Plaskett, Gonzalez-Colon aim to lift Medicaid funding cap for U.S. territories

Lawmakers across the Caribbean are urging Congress to make health care laws more equal for Americans living in the territories. That push came Wednesday afternoon led by Rep. Stacey Plaskett (D-Virgin Islands) and Jenniffer Gonzalez-Colon (R-Puerto Rico).

Among the biggest changes, the proposal would eliminate the cap on Medicaid funding for territories by allowing the funding process to be similar to the rules for all 50 states and Washington D.C. The bill would aim to provide better and more affordable access on the islands, so residents aren’t forced to seek treatment on the mainland. You can read more about the legislation here.

Right now, the U.S. government pays for 45 percent of the V.I.’s Medicaid funding, significantly less than some states, which can be more than 80 percent.
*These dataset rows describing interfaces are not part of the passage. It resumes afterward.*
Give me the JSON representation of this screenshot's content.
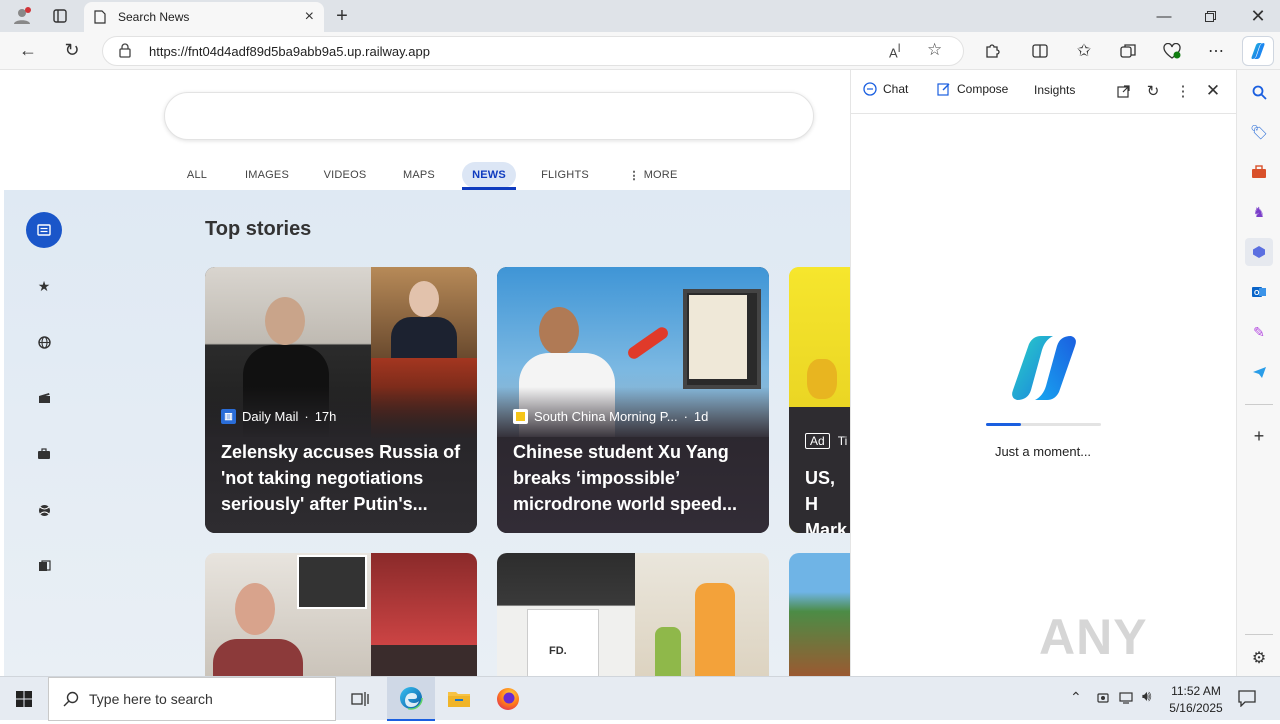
{
  "browser": {
    "tab_title": "Search News",
    "url": "https://fnt04d4adf89d5ba9abb9a5.up.railway.app"
  },
  "nav_tabs": [
    "ALL",
    "IMAGES",
    "VIDEOS",
    "MAPS",
    "NEWS",
    "FLIGHTS",
    "MORE"
  ],
  "active_tab": "NEWS",
  "section_title": "Top stories",
  "stories": [
    {
      "source": "Daily Mail",
      "age": "17h",
      "headline": "Zelensky accuses Russia of 'not taking negotiations seriously' after Putin's..."
    },
    {
      "source": "South China Morning P...",
      "age": "1d",
      "headline": "Chinese student Xu Yang breaks ‘impossible’ microdrone world speed..."
    },
    {
      "ad_label": "Ad",
      "source": "Ti",
      "headline": "US, H Mark"
    }
  ],
  "copilot": {
    "tabs": [
      "Chat",
      "Compose",
      "Insights"
    ],
    "loading_text": "Just a moment...",
    "progress": 0.3
  },
  "watermark": "ANY RUN",
  "taskbar": {
    "search_placeholder": "Type here to search",
    "time": "11:52 AM",
    "date": "5/16/2025"
  },
  "colors": {
    "accent": "#0f3bbf",
    "news_tab_bg": "#dce6f5",
    "card1_bg": "#3b3a38",
    "card2_bg": "#5aa0d8",
    "card3_bg": "#f3e22a"
  }
}
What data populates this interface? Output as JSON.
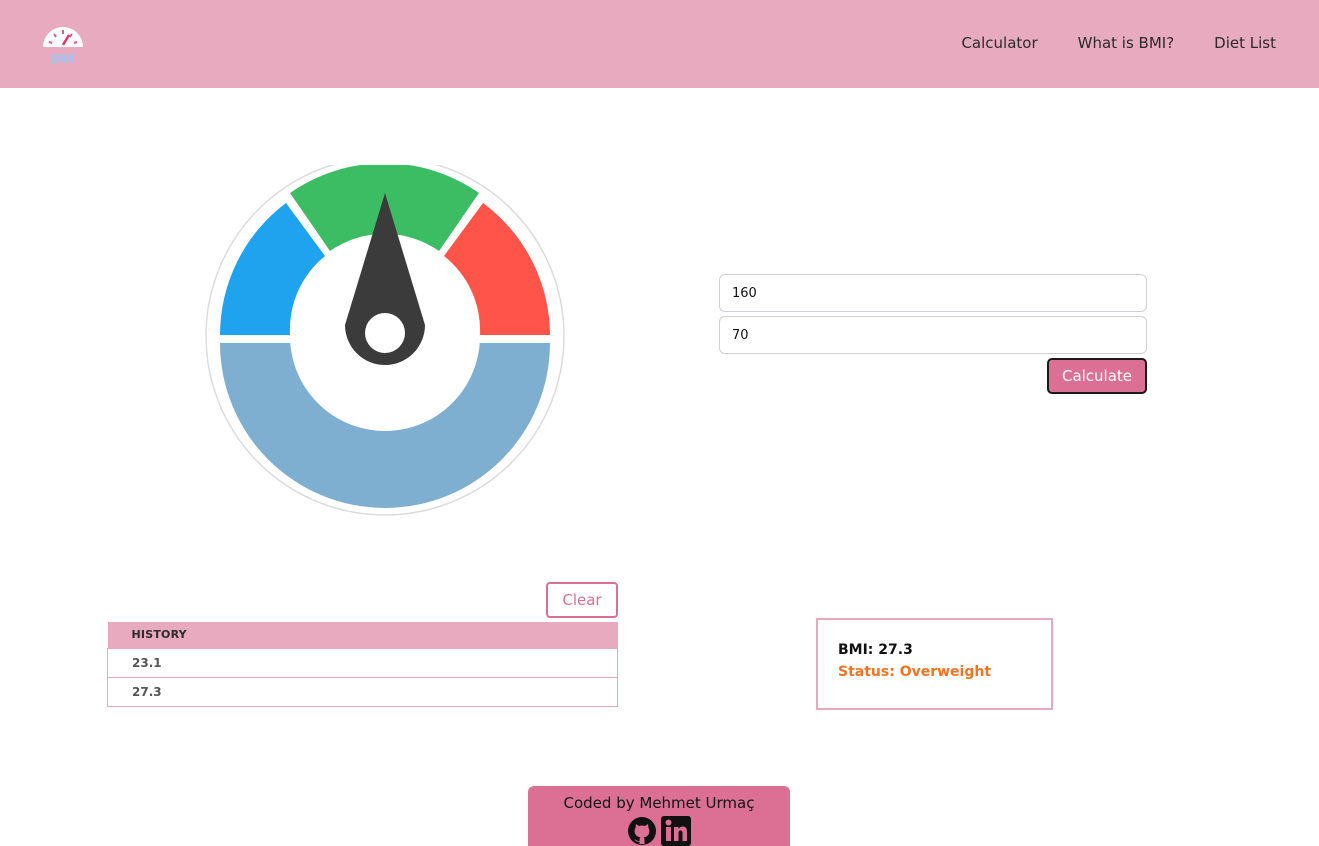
{
  "navbar": {
    "logo": {
      "icon": "bmi-gauge-logo-icon",
      "text": "BMI"
    },
    "links": [
      "Calculator",
      "What is BMI?",
      "Diet List"
    ]
  },
  "gauge": {
    "segments": {
      "underweight_color": "#1fa3ee",
      "normal_color": "#3dbd63",
      "overweight_color": "#fe544a",
      "base_color": "#7fafd0"
    },
    "needle_color": "#3b3b3b"
  },
  "form": {
    "height_value": "160",
    "weight_value": "70",
    "calculate_label": "Calculate"
  },
  "history": {
    "clear_label": "Clear",
    "header": "HISTORY",
    "rows": [
      "23.1",
      "27.3"
    ]
  },
  "result": {
    "bmi_text": "BMI: 27.3",
    "status_text": "Status: Overweight",
    "status_color": "#f07422"
  },
  "footer": {
    "credit": "Coded by Mehmet Urmaç",
    "icons": [
      "github-icon",
      "linkedin-icon"
    ]
  },
  "colors": {
    "navbar": "#e8aabe",
    "accent": "#dc7094"
  }
}
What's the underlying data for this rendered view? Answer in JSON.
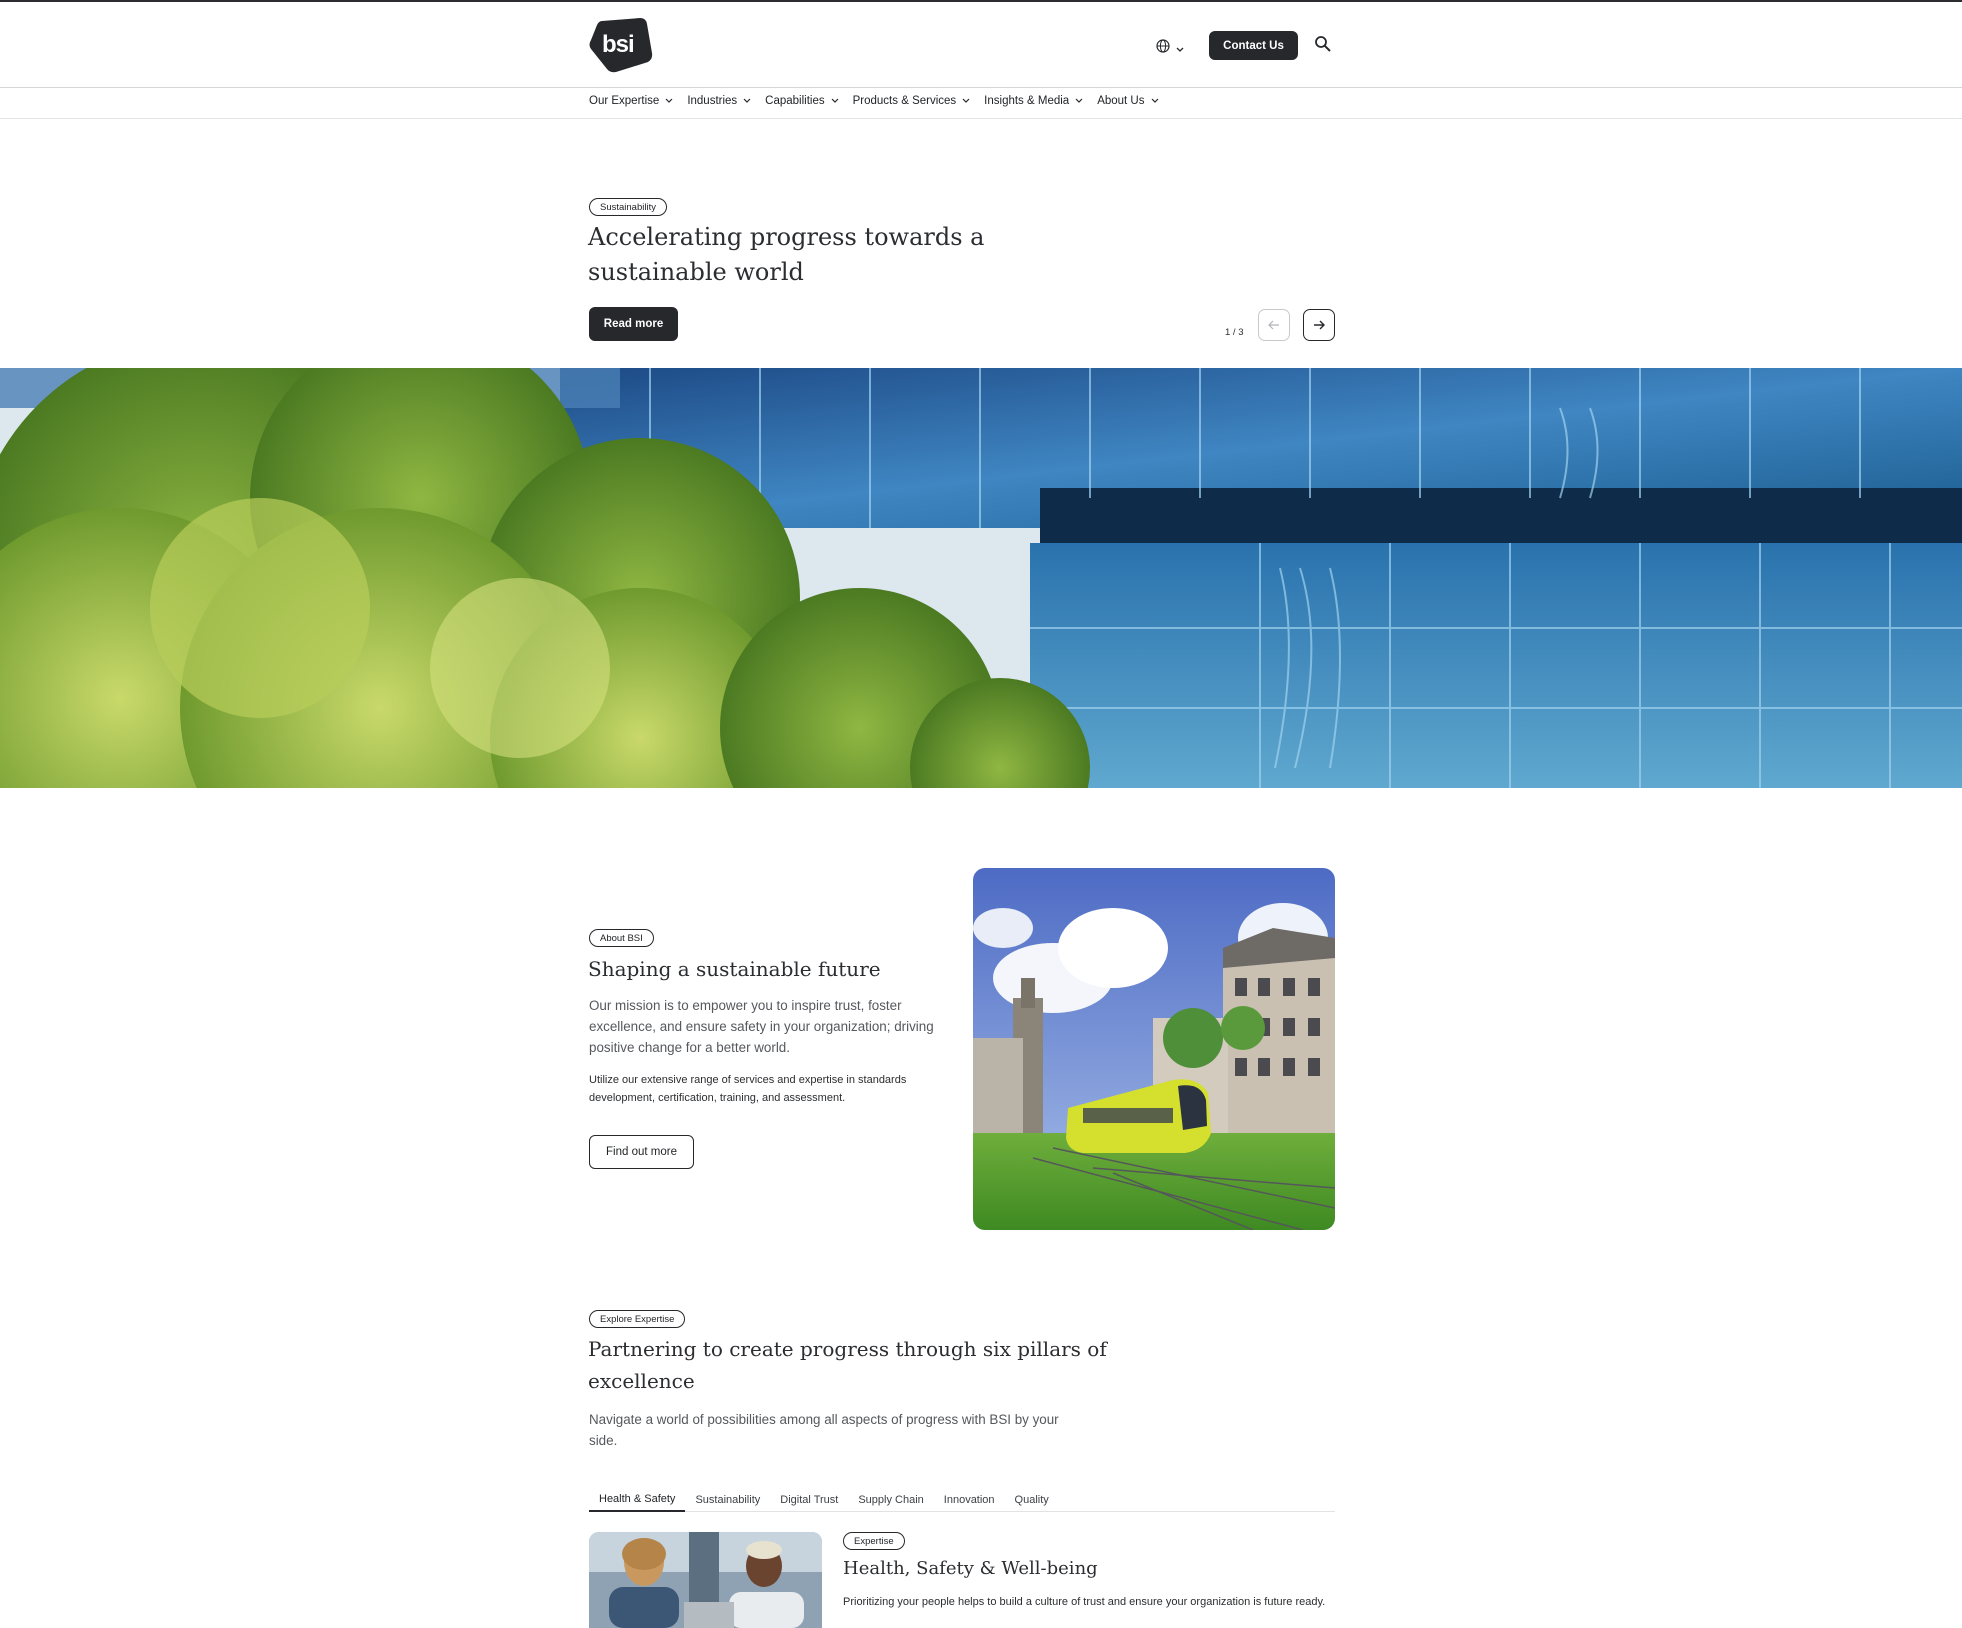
{
  "header": {
    "logo_text": "bsi",
    "contact_label": "Contact Us",
    "icons": {
      "language": "globe-icon",
      "search": "search-icon"
    }
  },
  "nav": {
    "items": [
      {
        "label": "Our Expertise"
      },
      {
        "label": "Industries"
      },
      {
        "label": "Capabilities"
      },
      {
        "label": "Products & Services"
      },
      {
        "label": "Insights & Media"
      },
      {
        "label": "About Us"
      }
    ]
  },
  "hero": {
    "tag": "Sustainability",
    "title": "Accelerating progress towards a sustainable world",
    "cta_label": "Read more",
    "pager": "1 / 3"
  },
  "about": {
    "tag": "About BSI",
    "title": "Shaping a sustainable future",
    "paragraph": "Our mission is to empower you to inspire trust, foster excellence, and ensure safety in your organization; driving positive change for a better world.",
    "subparagraph": "Utilize our extensive range of services and expertise in standards development, certification, training, and assessment.",
    "cta_label": "Find out more"
  },
  "explore": {
    "tag": "Explore Expertise",
    "title": "Partnering to create progress through six pillars of excellence",
    "paragraph": "Navigate a world of possibilities among all aspects of progress with BSI by your side.",
    "tabs": [
      {
        "label": "Health & Safety"
      },
      {
        "label": "Sustainability"
      },
      {
        "label": "Digital Trust"
      },
      {
        "label": "Supply Chain"
      },
      {
        "label": "Innovation"
      },
      {
        "label": "Quality"
      }
    ],
    "active_tab": "Health & Safety",
    "card": {
      "tag": "Expertise",
      "title": "Health, Safety & Well-being",
      "description": "Prioritizing your people helps to build a culture of trust and ensure your organization is future ready."
    }
  },
  "colors": {
    "primary_dark": "#26282c",
    "text_muted": "#55585c",
    "divider": "#e1e3e6"
  }
}
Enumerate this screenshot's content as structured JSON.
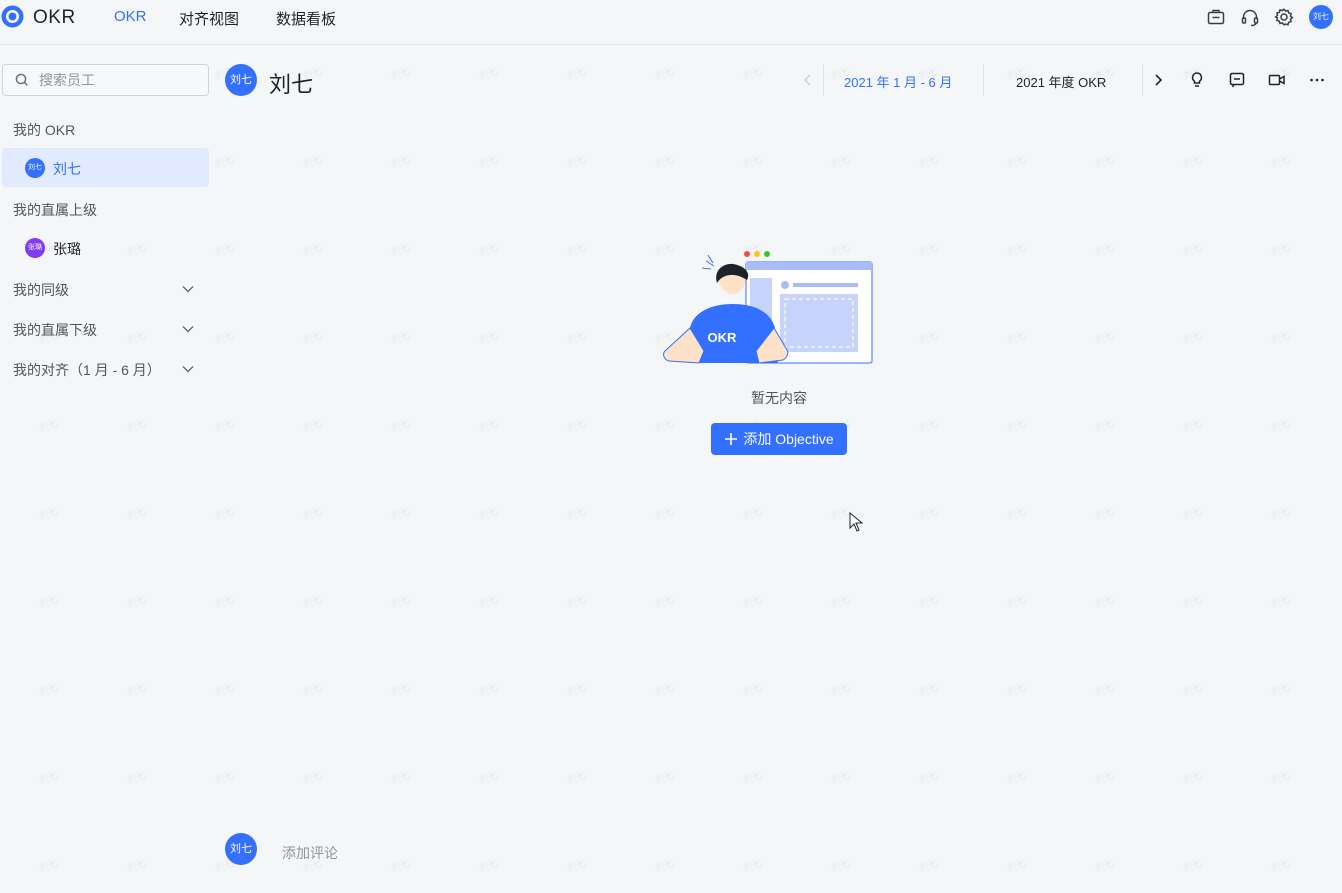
{
  "app": {
    "title": "OKR"
  },
  "nav": {
    "okr": "OKR",
    "align": "对齐视图",
    "dashboard": "数据看板"
  },
  "user": {
    "avatar_text": "刘七"
  },
  "search": {
    "placeholder": "搜索员工"
  },
  "sidebar": {
    "my_okr_label": "我的 OKR",
    "my_okr_person": {
      "avatar_text": "刘七",
      "name": "刘七"
    },
    "superior_label": "我的直属上级",
    "superior_person": {
      "avatar_text": "张璐",
      "name": "张璐"
    },
    "peers_label": "我的同级",
    "subordinates_label": "我的直属下级",
    "alignment_label": "我的对齐（1 月 - 6 月）"
  },
  "header": {
    "avatar_text": "刘七",
    "name": "刘七",
    "period_active": "2021 年 1 月 - 6 月",
    "period_year": "2021 年度 OKR"
  },
  "empty": {
    "illustration_text": "OKR",
    "text": "暂无内容",
    "add_label": "添加 Objective"
  },
  "comment": {
    "avatar_text": "刘七",
    "placeholder": "添加评论"
  },
  "colors": {
    "accent": "#3370ff",
    "selected_bg": "#e1eaff",
    "secondary_avatar": "#7f3bf5"
  }
}
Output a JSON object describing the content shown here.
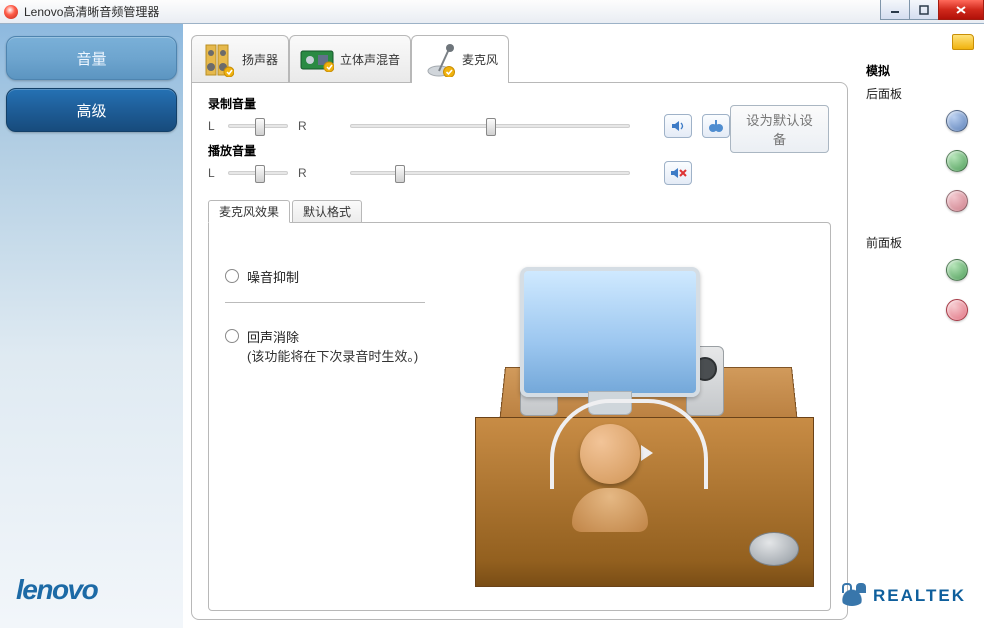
{
  "window": {
    "title": "Lenovo高清晰音频管理器"
  },
  "sidebar": {
    "items": [
      {
        "label": "音量"
      },
      {
        "label": "高级"
      }
    ],
    "logo": "lenovo"
  },
  "device_tabs": [
    {
      "label": "扬声器"
    },
    {
      "label": "立体声混音"
    },
    {
      "label": "麦克风"
    }
  ],
  "volumes": {
    "recording": {
      "title": "录制音量",
      "l_label": "L",
      "r_label": "R"
    },
    "playback": {
      "title": "播放音量",
      "l_label": "L",
      "r_label": "R"
    }
  },
  "set_default_button": "设为默认设备",
  "sub_tabs": [
    {
      "label": "麦克风效果"
    },
    {
      "label": "默认格式"
    }
  ],
  "mic_effects": {
    "options": [
      {
        "label": "噪音抑制"
      },
      {
        "label": "回声消除",
        "note": "(该功能将在下次录音时生效。)"
      }
    ]
  },
  "right_panel": {
    "section_title": "模拟",
    "rear_label": "后面板",
    "front_label": "前面板"
  },
  "footer": {
    "realtek": "REALTEK"
  }
}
Other non-states are also notably higher than the V.I., such as Washington, D.C., which receives 70 percent of its Medicaid funding from the federal government, Plaskett and Gonzalez-Colon noted.

Lawmakers can’t pinpoint just how many Virgin Islanders and Puerto Rican residents seek treatment outside of the territories. But they explained that the instances are rising and have been since Hurricanes Maria and Irma ravaged the Caribbean in 2017. Often times, residents will visit hospitals in Florida or other coastal states, meaning it costs them more money to leave the island and less money – both public and private – is being spent on the islands that desperately needs it.

The law would also expand Medicare coverage and allow more access to residents of the United States’ five territories across the board. Gonzalez-Colon noted that the number of Puerto Ricans covered by Medicare is down in recent years, from 1.5 million to 1.2 million due to both funding and because more residents seeking treatment in the U.S. rather than the island.

Both Plaskett and Gonzalez-Colon, who are non-voting members and at-large members of the U.S. House, argue that the artificial cap in place now is also driving doctors away from the territories. That’s because they will receive more money and funding on the mainland, they said.

“An extension of the matching fund waiver will be necessary along with access to additional Medicaid funding,” Plaskett said.

“In the case of Puerto Rico, we get 55 percent (of federal funding for Medicaid), Gonzalez-Colon said. “That means that the territory has to put up the other 45 percent in order to have access to this program.”

The bill would benefit all territories, and already has backing from voting members of the House.